I am fascinated by the work of Paul Graham. He changed the way we build startups, but that does not mean I agree with everything he writes. His opinion of solo founders is one of them.
PG argues that:
1) A founder starting a company alone is a founder who couldn't get his own friends on-board, thus proving a lack of leadership ("vote of no confidence")
2) "Starting a startup is too hard for one person [...] you need colleagues to brainstorm with, to talk you out of stupid decisions, and to cheer you up when things go wrong"
3) "The low points in a startup are so low that few could bear them alone. When you have multiple founders, [...] Each thinks "I can't let my friends down." This is one of the most powerful forces in human nature, and it's missing when there's just one founder"
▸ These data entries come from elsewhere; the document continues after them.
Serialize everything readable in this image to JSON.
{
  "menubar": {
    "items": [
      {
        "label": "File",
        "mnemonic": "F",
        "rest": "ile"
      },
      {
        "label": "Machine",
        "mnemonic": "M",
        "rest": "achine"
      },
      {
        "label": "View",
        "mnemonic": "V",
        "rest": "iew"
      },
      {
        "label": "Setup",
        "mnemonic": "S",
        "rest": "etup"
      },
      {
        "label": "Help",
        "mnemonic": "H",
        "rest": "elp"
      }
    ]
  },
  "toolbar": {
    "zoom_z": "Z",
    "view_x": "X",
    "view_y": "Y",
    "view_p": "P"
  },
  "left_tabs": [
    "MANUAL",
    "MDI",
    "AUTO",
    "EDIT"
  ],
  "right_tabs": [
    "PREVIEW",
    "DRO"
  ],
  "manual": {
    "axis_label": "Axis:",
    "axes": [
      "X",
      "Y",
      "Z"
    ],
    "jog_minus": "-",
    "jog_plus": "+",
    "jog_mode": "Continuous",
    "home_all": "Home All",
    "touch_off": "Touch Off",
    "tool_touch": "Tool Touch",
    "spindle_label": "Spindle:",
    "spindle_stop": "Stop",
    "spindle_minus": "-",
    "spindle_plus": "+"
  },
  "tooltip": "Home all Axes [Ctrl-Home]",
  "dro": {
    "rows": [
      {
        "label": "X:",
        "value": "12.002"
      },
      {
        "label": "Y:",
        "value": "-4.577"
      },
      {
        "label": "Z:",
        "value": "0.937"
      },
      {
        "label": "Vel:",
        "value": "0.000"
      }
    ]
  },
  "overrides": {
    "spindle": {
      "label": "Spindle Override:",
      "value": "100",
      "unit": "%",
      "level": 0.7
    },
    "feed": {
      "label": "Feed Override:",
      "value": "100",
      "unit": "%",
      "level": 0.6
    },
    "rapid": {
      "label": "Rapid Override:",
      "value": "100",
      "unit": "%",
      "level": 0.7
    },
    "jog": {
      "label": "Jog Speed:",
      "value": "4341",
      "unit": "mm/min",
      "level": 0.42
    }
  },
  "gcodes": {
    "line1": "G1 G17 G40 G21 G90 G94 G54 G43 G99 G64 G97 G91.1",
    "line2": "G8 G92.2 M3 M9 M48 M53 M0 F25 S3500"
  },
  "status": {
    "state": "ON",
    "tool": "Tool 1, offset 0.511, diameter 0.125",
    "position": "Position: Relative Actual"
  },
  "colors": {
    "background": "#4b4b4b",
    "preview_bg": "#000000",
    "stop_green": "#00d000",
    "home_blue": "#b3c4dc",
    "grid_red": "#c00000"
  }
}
Graham was so intransigent on the idea that you need a co-founder, he forced Drew Houston (Dropbox's founder) into finding one in two weeks to get into Y Combinator. It went well in the end, good for him. What about the countless startups that shut down because of a co-founder breakup?
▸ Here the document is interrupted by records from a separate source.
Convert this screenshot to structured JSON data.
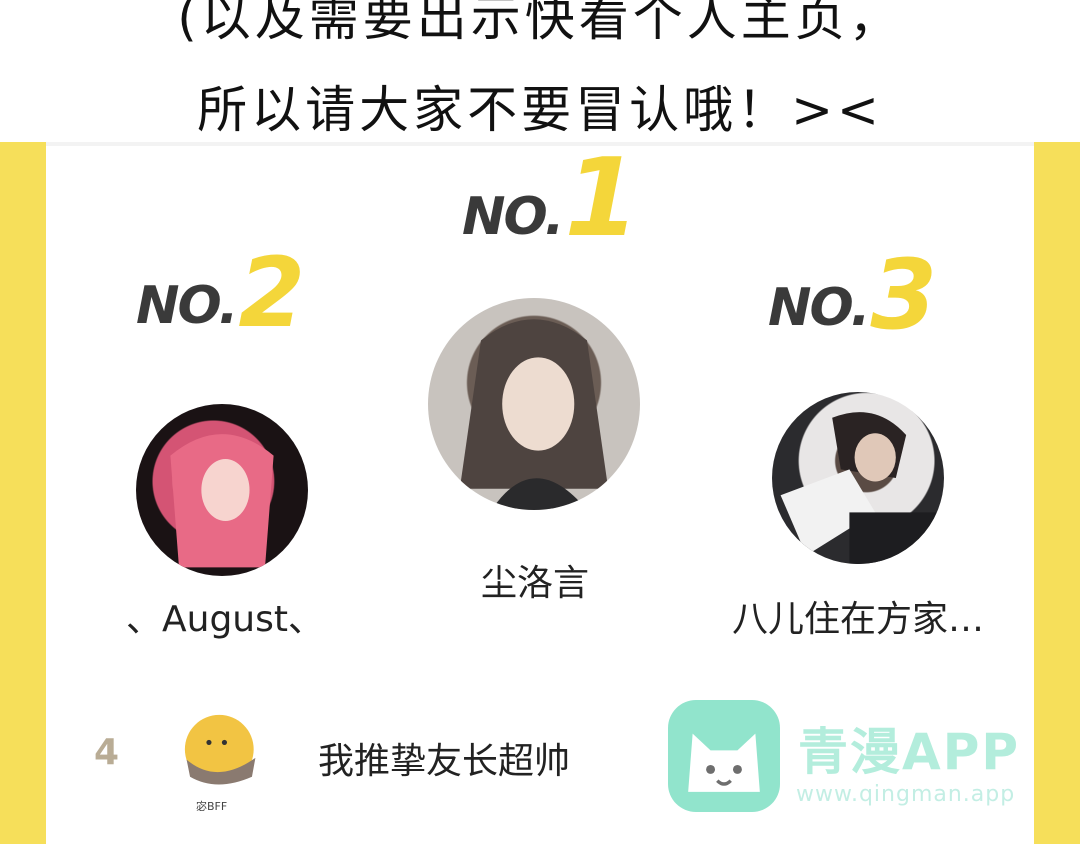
{
  "banner": {
    "line1": "(以及需要出示快看个人主页，",
    "line2": "所以请大家不要冒认哦！><"
  },
  "podium": [
    {
      "no_text": "NO.",
      "rank": "1",
      "name": "尘洛言"
    },
    {
      "no_text": "NO.",
      "rank": "2",
      "name": "、August、"
    },
    {
      "no_text": "NO.",
      "rank": "3",
      "name": "八儿住在方家…"
    }
  ],
  "row4": {
    "rank": "4",
    "badge_caption": "宓BFF",
    "name": "我推挚友长超帅"
  },
  "watermark": {
    "title": "青漫APP",
    "url": "www.qingman.app"
  },
  "colors": {
    "accent_yellow": "#f4d63a",
    "frame_yellow": "#f6df5a",
    "rank_text": "#3a3a3a",
    "watermark_green": "#7ee0c4"
  }
}
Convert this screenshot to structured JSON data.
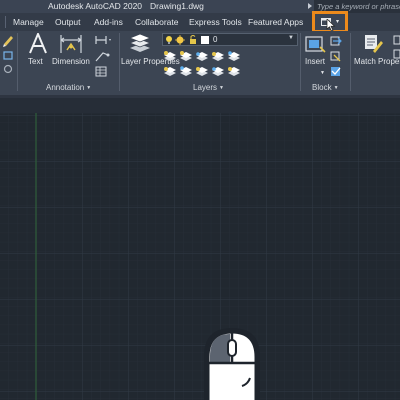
{
  "app": {
    "title": "Autodesk AutoCAD 2020",
    "filename": "Drawing1.dwg",
    "search_placeholder": "Type a keyword or phrase"
  },
  "tabs": [
    "Manage",
    "Output",
    "Add-ins",
    "Collaborate",
    "Express Tools",
    "Featured Apps"
  ],
  "ribbon": {
    "annotation": {
      "title": "Annotation",
      "text_label": "Text",
      "dimension_label": "Dimension"
    },
    "layers": {
      "title": "Layers",
      "layer_properties_label": "Layer Properties",
      "current_layer": "0"
    },
    "block": {
      "title": "Block",
      "insert_label": "Insert"
    },
    "properties": {
      "match_properties_label": "Match Properties"
    }
  },
  "colors": {
    "highlight": "#ec8a1c",
    "canvas": "#212830",
    "ribbon": "#3c4553"
  },
  "icons": [
    "workspace-switch-icon",
    "pointer-cursor-icon",
    "mouse-icon",
    "text-icon",
    "dimension-icon",
    "layer-properties-icon",
    "insert-block-icon",
    "match-properties-icon"
  ]
}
My first startup failed after one year. It was time to scale but our visions were different. A great co-founder relationship is about 3 things: friendship, alignment, and dedication.
It's pretty famous that co-founding a startup is like getting married.
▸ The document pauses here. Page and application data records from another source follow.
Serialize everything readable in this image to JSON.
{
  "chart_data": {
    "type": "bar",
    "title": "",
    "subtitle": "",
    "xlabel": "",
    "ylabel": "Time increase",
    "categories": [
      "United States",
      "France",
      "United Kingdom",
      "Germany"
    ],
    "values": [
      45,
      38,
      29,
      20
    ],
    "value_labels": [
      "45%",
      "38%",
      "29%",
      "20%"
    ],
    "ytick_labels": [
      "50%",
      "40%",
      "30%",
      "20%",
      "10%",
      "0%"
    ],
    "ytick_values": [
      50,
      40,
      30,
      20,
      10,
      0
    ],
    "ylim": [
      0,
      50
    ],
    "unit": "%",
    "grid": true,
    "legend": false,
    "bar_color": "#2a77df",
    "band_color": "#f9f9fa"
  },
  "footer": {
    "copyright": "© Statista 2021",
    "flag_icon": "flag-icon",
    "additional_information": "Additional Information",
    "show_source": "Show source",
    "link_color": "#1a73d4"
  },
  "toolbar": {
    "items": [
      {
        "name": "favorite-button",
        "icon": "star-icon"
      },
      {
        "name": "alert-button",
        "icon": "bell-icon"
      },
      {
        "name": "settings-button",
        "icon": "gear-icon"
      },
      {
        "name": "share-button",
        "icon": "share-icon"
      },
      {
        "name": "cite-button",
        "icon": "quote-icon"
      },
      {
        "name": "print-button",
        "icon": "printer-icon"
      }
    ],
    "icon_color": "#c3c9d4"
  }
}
Friendship: If your significant other is not your greatest friend, it won't end well.
Alignment: If one wants kids, but not the other, it won't end well.
Dedication: If you are less committed than your spouse in the relationship, the breakup is imminent.
It is objectively hard to find a great partner in life. Finding a partner for the sake of it is the surest path to self-destruction.
Not everyone has friends who have the exact same interests. Hell, that would be boring. Friends don't necessarily have the right skill set or are too afraid to leave their situation. And who can blame them? You have to be a little mad to build a company. You can just work in an office without having to worry about tomorrow. The American mindset ignores the cultural specificities of the rest of the world. Not everyone is comfortable with risk or change, and that's okay.
Building a startup is like traveling: it is better to go at it alone, then find like-minded people on your way.
You can be alone, but you don't have to be lonely.
Stay close to your users, stay close to your friends and family.
Join communities. In the olden days, master artisans, who represented a big part of the business owners, had no co-founders. Instead, they could rely on a guild. Surround yourself with makers, doers, and enthusiasts.
It is easy to give into fear when you feel lonely. Only cowards settle down for the first familiar face that offers them some sort of immediate attention. Work on yourself and others will eventually be attracted to what you want to offer.
If not, your idea sucked in the first place. Don't give up. Move on.